Color Rendering Index (CRI) is a fundamental metric that plays a pivotal role in evaluating the quality of light sources. CRI is a quantitative measure used to assess how accurately a light source renders the true colors of objects when compared to natural sunlight. This metric holds significant importance in various applications, including architectural lighting and interior design.
Significance of CRI:
CRI's significance arises from its ability to impact human perception and the visual experience. Human beings rely heavily on the perception of colors in their surroundings for a multitude of tasks, ranging from selecting ripe fruits to discerning details in art and design. Lighting, as a crucial component of our built environment, profoundly affects how we perceive colors. Hence, CRI serves as a crucial tool for evaluating whether a light source provides accurate color representation.
A high CRI value signifies that the light source closely approximates the spectrum of natural sunlight, rendering colors with fidelity. On the contrary, a low CRI implies that the light source may distort colors, making them appear dull or inaccurate. Therefore, CRI helps ensure that the lighting in a space or environment is not only visually pleasing but also functional for activities that require accurate color discrimination, such as in retail, museums, or residential settings.
Calculation of CRI:
CRI is quantified on a scale from 0 to 100, with higher values indicating better color rendering performance. The calculation of CRI involves comparing how a light source illuminates a set of standardized color samples, often consisting of 14 or 8 color swatches, to how they would appear under natural sunlight. These color samples are commonly known as the Color Evaluation Index (CEI) or Ra (the general CRI index).
CRI is calculated by measuring the color difference between the reference colors under the light source in question and under natural sunlight. A CRI of 100 indicates perfect color rendering, while lower values suggest increasing inaccuracies in color representation.
It is essential to note that CRI can be further refined by considering specialized CRI indices for specific applications. For instance, the TM-30-15 (IES TM-30) metrics provide a more comprehensive evaluation of color rendering, especially for LED light sources. These metrics take into account more color samples and provide additional information about color fidelity, saturation, and hue shifts.
Practical Implications of CRI:
CRI has substantial implications across various industries and applications: n:
- Architectural Lighting: Architects and lighting designers use CRI to create lighting schemes that enhance the aesthetics and functionality of spaces. In environments where accurate color discrimination is essential, such as art galleries or retail spaces, high-CRI lighting is crucial.
- Residential Lighting: Even in homes, CRI plays a role in creating pleasant living environments. High-CRI lighting can make living spaces feel more inviting and comfortable.

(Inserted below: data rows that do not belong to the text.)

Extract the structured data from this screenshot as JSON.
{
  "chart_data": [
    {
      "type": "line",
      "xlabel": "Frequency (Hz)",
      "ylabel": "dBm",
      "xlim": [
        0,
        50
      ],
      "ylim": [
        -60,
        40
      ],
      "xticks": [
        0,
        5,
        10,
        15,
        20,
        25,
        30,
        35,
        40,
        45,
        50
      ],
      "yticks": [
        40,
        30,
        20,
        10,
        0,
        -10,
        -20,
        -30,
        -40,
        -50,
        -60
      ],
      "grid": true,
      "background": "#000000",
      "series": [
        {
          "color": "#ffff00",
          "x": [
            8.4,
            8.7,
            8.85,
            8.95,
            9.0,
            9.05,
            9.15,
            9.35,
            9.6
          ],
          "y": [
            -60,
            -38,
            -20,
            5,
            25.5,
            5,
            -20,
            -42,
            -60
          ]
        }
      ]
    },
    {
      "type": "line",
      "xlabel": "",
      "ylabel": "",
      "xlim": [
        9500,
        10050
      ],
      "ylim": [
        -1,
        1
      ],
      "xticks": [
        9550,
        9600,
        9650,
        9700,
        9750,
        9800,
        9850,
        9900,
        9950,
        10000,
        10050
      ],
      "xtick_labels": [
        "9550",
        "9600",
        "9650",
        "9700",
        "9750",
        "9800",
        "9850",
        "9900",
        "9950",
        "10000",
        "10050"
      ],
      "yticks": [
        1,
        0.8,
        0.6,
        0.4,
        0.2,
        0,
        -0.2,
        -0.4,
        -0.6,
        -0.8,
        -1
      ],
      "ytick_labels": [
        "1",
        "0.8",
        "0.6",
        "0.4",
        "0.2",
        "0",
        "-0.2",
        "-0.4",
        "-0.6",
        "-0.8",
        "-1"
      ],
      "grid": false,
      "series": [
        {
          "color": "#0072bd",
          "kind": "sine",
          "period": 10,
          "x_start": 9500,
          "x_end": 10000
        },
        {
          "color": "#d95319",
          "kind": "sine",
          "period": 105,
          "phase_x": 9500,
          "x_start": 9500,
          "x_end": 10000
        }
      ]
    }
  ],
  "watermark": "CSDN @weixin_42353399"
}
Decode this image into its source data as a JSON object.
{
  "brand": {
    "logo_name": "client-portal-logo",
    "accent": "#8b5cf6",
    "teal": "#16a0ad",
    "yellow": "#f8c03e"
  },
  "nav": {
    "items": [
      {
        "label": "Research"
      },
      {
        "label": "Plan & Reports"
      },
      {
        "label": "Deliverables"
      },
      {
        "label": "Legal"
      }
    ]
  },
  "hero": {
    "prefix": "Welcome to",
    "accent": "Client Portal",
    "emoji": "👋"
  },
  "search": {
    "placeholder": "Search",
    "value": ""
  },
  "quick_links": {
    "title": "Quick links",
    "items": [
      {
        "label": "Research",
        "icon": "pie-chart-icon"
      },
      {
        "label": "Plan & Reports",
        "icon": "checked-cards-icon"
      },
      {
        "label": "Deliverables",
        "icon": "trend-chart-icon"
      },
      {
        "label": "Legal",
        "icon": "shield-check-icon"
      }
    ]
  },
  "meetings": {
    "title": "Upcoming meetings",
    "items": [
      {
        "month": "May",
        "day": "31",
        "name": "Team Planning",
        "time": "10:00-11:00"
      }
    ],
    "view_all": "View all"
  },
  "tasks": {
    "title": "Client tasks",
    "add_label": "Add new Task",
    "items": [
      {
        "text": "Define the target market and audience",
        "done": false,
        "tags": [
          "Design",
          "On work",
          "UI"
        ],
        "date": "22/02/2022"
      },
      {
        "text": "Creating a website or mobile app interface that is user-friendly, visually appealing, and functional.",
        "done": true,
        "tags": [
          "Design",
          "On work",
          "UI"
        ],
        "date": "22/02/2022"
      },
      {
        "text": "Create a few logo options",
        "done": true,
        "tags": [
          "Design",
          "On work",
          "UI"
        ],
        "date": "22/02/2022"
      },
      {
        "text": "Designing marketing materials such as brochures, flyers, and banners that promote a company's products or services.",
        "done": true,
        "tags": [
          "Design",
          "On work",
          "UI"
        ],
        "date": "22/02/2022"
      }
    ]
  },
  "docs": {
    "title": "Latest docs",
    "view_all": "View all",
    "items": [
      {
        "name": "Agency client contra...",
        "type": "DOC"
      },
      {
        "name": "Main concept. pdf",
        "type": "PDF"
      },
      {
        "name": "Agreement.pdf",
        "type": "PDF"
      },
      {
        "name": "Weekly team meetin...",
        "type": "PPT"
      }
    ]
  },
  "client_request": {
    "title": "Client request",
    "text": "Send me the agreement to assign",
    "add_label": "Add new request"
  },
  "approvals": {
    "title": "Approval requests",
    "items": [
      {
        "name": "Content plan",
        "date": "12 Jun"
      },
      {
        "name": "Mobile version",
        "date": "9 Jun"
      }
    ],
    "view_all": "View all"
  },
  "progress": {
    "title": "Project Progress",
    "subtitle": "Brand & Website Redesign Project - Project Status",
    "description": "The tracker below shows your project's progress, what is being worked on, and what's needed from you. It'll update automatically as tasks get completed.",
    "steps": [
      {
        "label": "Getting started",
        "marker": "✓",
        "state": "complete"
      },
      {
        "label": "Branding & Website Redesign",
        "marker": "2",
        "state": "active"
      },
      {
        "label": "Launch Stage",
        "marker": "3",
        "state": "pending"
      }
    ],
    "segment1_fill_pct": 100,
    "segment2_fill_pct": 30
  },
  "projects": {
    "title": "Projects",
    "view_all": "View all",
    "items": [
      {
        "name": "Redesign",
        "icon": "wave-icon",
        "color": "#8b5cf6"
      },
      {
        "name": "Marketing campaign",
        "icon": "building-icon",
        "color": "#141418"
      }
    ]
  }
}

- Energy Efficiency: Balancing CRI with energy efficiency is a critical consideration, as some high-CRI sources may consume more energy than others. Finding a balance between color accuracy and energy savings is essential in sustainable lighting design.
In conclusion, Color Rendering Index (CRI) is a vital metric that influences our perception of color in various settings. It serves as a benchmark for evaluating the quality of light sources and ensures that they accurately represent colors as they appear in natural sunlight. As technology continues to advance, new metrics and standards may complement or refine CRI, but its fundamental importance in lighting design and application will endure. Designers, architects and consumers alike should consider CRI when selecting lighting solutions to create visually appealing and functional environments. Ultimately, CRI empowers us to appreciate the world in its true colors.